## [Source information]
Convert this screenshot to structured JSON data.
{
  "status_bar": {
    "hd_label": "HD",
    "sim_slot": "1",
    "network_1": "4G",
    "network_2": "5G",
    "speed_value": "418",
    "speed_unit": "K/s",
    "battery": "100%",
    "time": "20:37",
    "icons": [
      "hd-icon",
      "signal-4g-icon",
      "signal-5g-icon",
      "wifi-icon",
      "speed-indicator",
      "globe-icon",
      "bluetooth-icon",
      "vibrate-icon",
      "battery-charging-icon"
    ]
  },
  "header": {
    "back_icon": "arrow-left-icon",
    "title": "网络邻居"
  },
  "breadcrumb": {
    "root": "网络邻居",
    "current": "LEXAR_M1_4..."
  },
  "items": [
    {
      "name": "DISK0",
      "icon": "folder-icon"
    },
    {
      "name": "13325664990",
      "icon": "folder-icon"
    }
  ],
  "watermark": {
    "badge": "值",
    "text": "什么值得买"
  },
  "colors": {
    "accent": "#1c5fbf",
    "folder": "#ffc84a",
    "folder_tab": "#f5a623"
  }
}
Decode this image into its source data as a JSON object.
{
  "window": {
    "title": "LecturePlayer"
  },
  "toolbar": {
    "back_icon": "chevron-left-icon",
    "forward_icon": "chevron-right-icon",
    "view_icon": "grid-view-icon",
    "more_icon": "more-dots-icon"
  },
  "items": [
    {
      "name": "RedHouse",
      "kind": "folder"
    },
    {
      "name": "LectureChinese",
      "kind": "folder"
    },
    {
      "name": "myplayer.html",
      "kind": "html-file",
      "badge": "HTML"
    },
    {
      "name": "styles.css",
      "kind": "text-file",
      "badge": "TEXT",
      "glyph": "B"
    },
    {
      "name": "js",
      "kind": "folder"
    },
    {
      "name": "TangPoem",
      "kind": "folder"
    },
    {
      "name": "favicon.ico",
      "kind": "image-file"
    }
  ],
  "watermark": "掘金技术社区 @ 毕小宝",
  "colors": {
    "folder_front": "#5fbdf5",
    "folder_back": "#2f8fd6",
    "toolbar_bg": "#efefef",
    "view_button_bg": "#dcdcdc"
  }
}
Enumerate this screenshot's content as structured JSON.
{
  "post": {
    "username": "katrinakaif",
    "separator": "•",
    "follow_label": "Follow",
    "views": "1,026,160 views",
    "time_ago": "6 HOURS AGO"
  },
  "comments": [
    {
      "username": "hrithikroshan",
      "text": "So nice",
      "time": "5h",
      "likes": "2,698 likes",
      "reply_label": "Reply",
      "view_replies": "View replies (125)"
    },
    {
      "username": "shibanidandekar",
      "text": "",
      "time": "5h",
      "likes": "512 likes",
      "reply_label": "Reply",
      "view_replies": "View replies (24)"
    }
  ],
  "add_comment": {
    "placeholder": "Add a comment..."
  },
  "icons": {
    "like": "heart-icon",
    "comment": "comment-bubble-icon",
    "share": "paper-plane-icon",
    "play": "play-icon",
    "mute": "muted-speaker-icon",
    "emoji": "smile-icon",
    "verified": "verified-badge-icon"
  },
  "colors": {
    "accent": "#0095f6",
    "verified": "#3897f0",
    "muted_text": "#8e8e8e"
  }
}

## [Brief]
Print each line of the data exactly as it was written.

## [Expected output]
Convert this screenshot to structured JSON data.
{
  "status_bar": {
    "hd_label": "HD",
    "sim_slot": "1",
    "network_1": "4G",
    "network_2": "5G",
    "speed_value": "418",
    "speed_unit": "K/s",
    "battery": "100%",
    "time": "20:37",
    "icons": [
      "hd-icon",
      "signal-4g-icon",
      "signal-5g-icon",
      "wifi-icon",
      "speed-indicator",
      "globe-icon",
      "bluetooth-icon",
      "vibrate-icon",
      "battery-charging-icon"
    ]
  },
  "header": {
    "back_icon": "arrow-left-icon",
    "title": "网络邻居"
  },
  "breadcrumb": {
    "root": "网络邻居",
    "current": "LEXAR_M1_4..."
  },
  "items": [
    {
      "name": "DISK0",
      "icon": "folder-icon"
    },
    {
      "name": "13325664990",
      "icon": "folder-icon"
    }
  ],
  "watermark": {
    "badge": "值",
    "text": "什么值得买"
  },
  "colors": {
    "accent": "#1c5fbf",
    "folder": "#ffc84a",
    "folder_tab": "#f5a623"
  }
}
Decode this image into its source data as a JSON object.
{
  "window": {
    "title": "LecturePlayer"
  },
  "toolbar": {
    "back_icon": "chevron-left-icon",
    "forward_icon": "chevron-right-icon",
    "view_icon": "grid-view-icon",
    "more_icon": "more-dots-icon"
  },
  "items": [
    {
      "name": "RedHouse",
      "kind": "folder"
    },
    {
      "name": "LectureChinese",
      "kind": "folder"
    },
    {
      "name": "myplayer.html",
      "kind": "html-file",
      "badge": "HTML"
    },
    {
      "name": "styles.css",
      "kind": "text-file",
      "badge": "TEXT",
      "glyph": "B"
    },
    {
      "name": "js",
      "kind": "folder"
    },
    {
      "name": "TangPoem",
      "kind": "folder"
    },
    {
      "name": "favicon.ico",
      "kind": "image-file"
    }
  ],
  "watermark": "掘金技术社区 @ 毕小宝",
  "colors": {
    "folder_front": "#5fbdf5",
    "folder_back": "#2f8fd6",
    "toolbar_bg": "#efefef",
    "view_button_bg": "#dcdcdc"
  }
}
Enumerate this screenshot's content as structured JSON.
{
  "post": {
    "username": "katrinakaif",
    "separator": "•",
    "follow_label": "Follow",
    "views": "1,026,160 views",
    "time_ago": "6 HOURS AGO"
  },
  "comments": [
    {
      "username": "hrithikroshan",
      "text": "So nice",
      "time": "5h",
      "likes": "2,698 likes",
      "reply_label": "Reply",
      "view_replies": "View replies (125)"
    },
    {
      "username": "shibanidandekar",
      "text": "",
      "time": "5h",
      "likes": "512 likes",
      "reply_label": "Reply",
      "view_replies": "View replies (24)"
    }
  ],
  "add_comment": {
    "placeholder": "Add a comment..."
  },
  "icons": {
    "like": "heart-icon",
    "comment": "comment-bubble-icon",
    "share": "paper-plane-icon",
    "play": "play-icon",
    "mute": "muted-speaker-icon",
    "emoji": "smile-icon",
    "verified": "verified-badge-icon"
  },
  "colors": {
    "accent": "#0095f6",
    "verified": "#3897f0",
    "muted_text": "#8e8e8e"
  }
}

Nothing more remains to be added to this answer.